Prediction from a few racing industry executives: If you’re a racetrack without slot machines, you’re doomed.
And so it went April 27 on the final day of the Kentucky International Equine Summit at which, like many industry meetings, it was hard to find people with much visible passion or excitement for horse racing. Stagnation and dysfunction—as well as a lack of solutions--shadowed the business-oriented panel discussions.
Earlier in the day, it was suggested at another panel that the industry’s two weekly magazines, The Blood-Horse and Thoroughbred Times, would be out of business in five years because of declines in the racing and breeding industry. At yet another session, speakers offered no hope of fixing a pari-mutuel business model that sucks money from live racing.
In response to a question from the floor during the “New Business Models for Racetracks” panel on the future for racetracks without any form of gaming, racing executives were blunt.
“I think your days are numbered,” said Louis Cella, whose family owns Oaklawn Park in Arkansas. “Done.”
“Ditto,” said Penn National Gaming Inc. vice president of racing Chris McErlean.
Cella is a principal in RaceTech, the company that produces the Instant Racing machines operating at Oaklawn. McErlean’s publicly traded company pursues racetracks only if they have slot machines or have the prospect of getting slots.
So is their take on racing’s fate reality, or has the industry’s obsession with gaming revenue corrupted it?
The question wasn’t answered during the equine summit hosted by the University of Louisville in conjunction with the University of Kentucky.
Nick Eaves, vice president and chief operating officer for Woodbine Entertainment, offered a softer view, saying the prospects for racing aren’t good without a mix of products, including gaming. Woodbine Entertainment, however, is a non-profit with a mission of improving horse racing; the slots are operated by the Ontario Lottery Corp.
The panel discussion carried through on a theme addressed by National Thoroughbred Racing Association president and chief executive officer Alex Waldrop, who, in an earlier interview with The Blood-Horse on purses, said problems develop when racing allows gaming companies to control the discussion.
On April 27 during another panel talk, Waldrop said the NTRA has been busy tackling issues such as integrity and equine safety, and when those matters are satisfactorily addressed, the organization intends to spend more time marketing and promoting racing, which was its mission when it was formed in the late 1990s.

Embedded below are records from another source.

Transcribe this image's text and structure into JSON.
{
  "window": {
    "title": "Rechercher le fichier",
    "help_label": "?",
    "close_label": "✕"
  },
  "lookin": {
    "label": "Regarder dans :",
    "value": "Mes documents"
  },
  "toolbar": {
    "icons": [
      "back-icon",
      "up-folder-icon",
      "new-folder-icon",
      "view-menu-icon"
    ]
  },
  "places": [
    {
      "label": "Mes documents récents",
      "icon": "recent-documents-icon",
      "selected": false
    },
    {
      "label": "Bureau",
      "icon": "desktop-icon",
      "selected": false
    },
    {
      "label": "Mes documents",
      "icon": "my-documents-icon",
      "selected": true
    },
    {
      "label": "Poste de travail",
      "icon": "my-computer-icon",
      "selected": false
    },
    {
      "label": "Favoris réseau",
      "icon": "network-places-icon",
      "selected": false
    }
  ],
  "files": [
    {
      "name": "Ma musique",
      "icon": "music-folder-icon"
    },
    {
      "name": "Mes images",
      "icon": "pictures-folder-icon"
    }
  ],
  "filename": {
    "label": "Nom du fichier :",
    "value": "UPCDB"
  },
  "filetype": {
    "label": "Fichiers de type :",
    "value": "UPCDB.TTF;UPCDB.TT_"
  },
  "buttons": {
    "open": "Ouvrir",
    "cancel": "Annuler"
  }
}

McErlean said PNGI’s goal is to make money—or at least not lose any—on horse racing.
“The demands are really great in getting racing operations to break-even status,” he said. “We are convinced the business model of racing does need to change. The status quo is not working.”
McErlean also said racing, particularly on a regional level, should be coordinated across state lines. He said he supports Monmouth Park in New Jersey for its plan to have a shorter meet with higher purses, but suggested it would only work if “everybody in the region was on the same page” as far as racing schedules.

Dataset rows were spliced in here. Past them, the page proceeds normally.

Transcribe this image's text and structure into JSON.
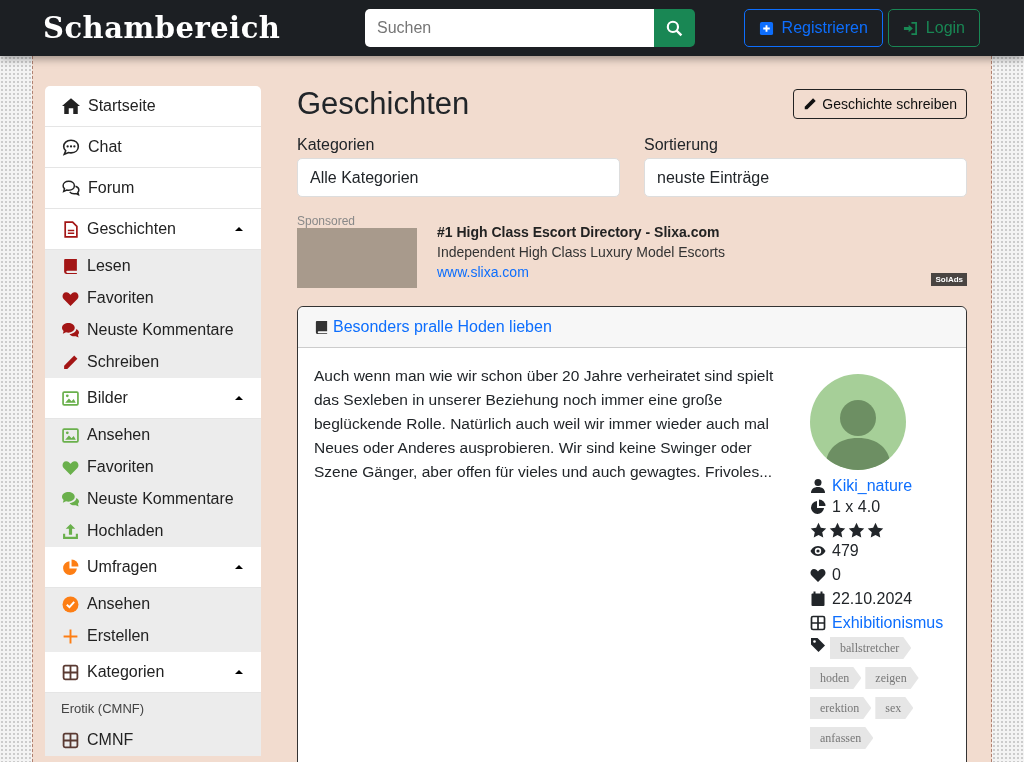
{
  "header": {
    "logo": "Schambereich",
    "search": {
      "placeholder": "Suchen"
    },
    "buttons": [
      {
        "label": "Registrieren",
        "kind": "register"
      },
      {
        "label": "Login",
        "kind": "login"
      }
    ]
  },
  "sidebar": {
    "items": [
      {
        "kind": "link",
        "label": "Startseite"
      },
      {
        "kind": "link",
        "label": "Chat"
      },
      {
        "kind": "link",
        "label": "Forum"
      },
      {
        "kind": "group",
        "label": "Geschichten",
        "color": "#a31515",
        "expanded": true,
        "children": [
          {
            "kind": "link",
            "label": "Lesen"
          },
          {
            "kind": "link",
            "label": "Favoriten"
          },
          {
            "kind": "link",
            "label": "Neuste Kommentare"
          },
          {
            "kind": "link",
            "label": "Schreiben"
          }
        ]
      },
      {
        "kind": "group",
        "label": "Bilder",
        "color": "#6ab04c",
        "expanded": true,
        "children": [
          {
            "kind": "link",
            "label": "Ansehen"
          },
          {
            "kind": "link",
            "label": "Favoriten"
          },
          {
            "kind": "link",
            "label": "Neuste Kommentare"
          },
          {
            "kind": "link",
            "label": "Hochladen"
          }
        ]
      },
      {
        "kind": "group",
        "label": "Umfragen",
        "color": "#fd7e14",
        "expanded": true,
        "children": [
          {
            "kind": "link",
            "label": "Ansehen"
          },
          {
            "kind": "link",
            "label": "Erstellen"
          }
        ]
      },
      {
        "kind": "group",
        "label": "Kategorien",
        "color": "#5a3a32",
        "expanded": true,
        "children": [
          {
            "kind": "heading",
            "label": "Erotik (CMNF)"
          },
          {
            "kind": "link",
            "label": "CMNF"
          }
        ]
      }
    ]
  },
  "main": {
    "title": "Geschichten",
    "write_button": "Geschichte schreiben",
    "filters": [
      {
        "label": "Kategorien",
        "value": "Alle Kategorien"
      },
      {
        "label": "Sortierung",
        "value": "neuste Einträge"
      }
    ],
    "ad": {
      "sponsored": "Sponsored",
      "title": "#1 High Class Escort Directory - Slixa.com",
      "description": "Independent High Class Luxury Model Escorts",
      "url": "www.slixa.com",
      "badge": "SolAds"
    },
    "story": {
      "title": "Besonders pralle Hoden lieben",
      "text": "Auch wenn man wie wir schon über 20 Jahre verheiratet sind spielt das Sexleben in unserer Beziehung noch immer eine große beglückende Rolle. Natürlich auch weil wir immer wieder auch mal Neues oder Anderes ausprobieren. Wir sind keine Swinger oder Szene Gänger, aber offen für vieles und auch gewagtes. Frivoles...",
      "author": "Kiki_nature",
      "rating": "1 x 4.0",
      "stars": 4,
      "views": "479",
      "likes": "0",
      "date": "22.10.2024",
      "category": "Exhibitionismus",
      "tags": [
        "ballstretcher",
        "hoden",
        "zeigen",
        "erektion",
        "sex",
        "anfassen"
      ]
    }
  }
}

Cella said Oaklawn has doubled purses to $300,000 a day in 10 years solely because of Instant Racing machines, which resemble video lottery terminals but are pari-mutuel in nature. Despite his comment on the future for tracks without gaming, Cella didn’t dismiss the value of live racing.
“Horse racing is bigger than all of us,” Cella said. “The key is how we package it. Our foundation (of live racing) has not changed.”
Eaves outlined the recent history of Woodbine Entertainment and how the operation’s business levels are almost back to 1990 levels because of a solid mix of live racing, simulcasts, off-track betting, advance deposit wagering, and slots. Woodbine also plans to construct a mix of retail shops, restaurants, and entertainment offerings on its property.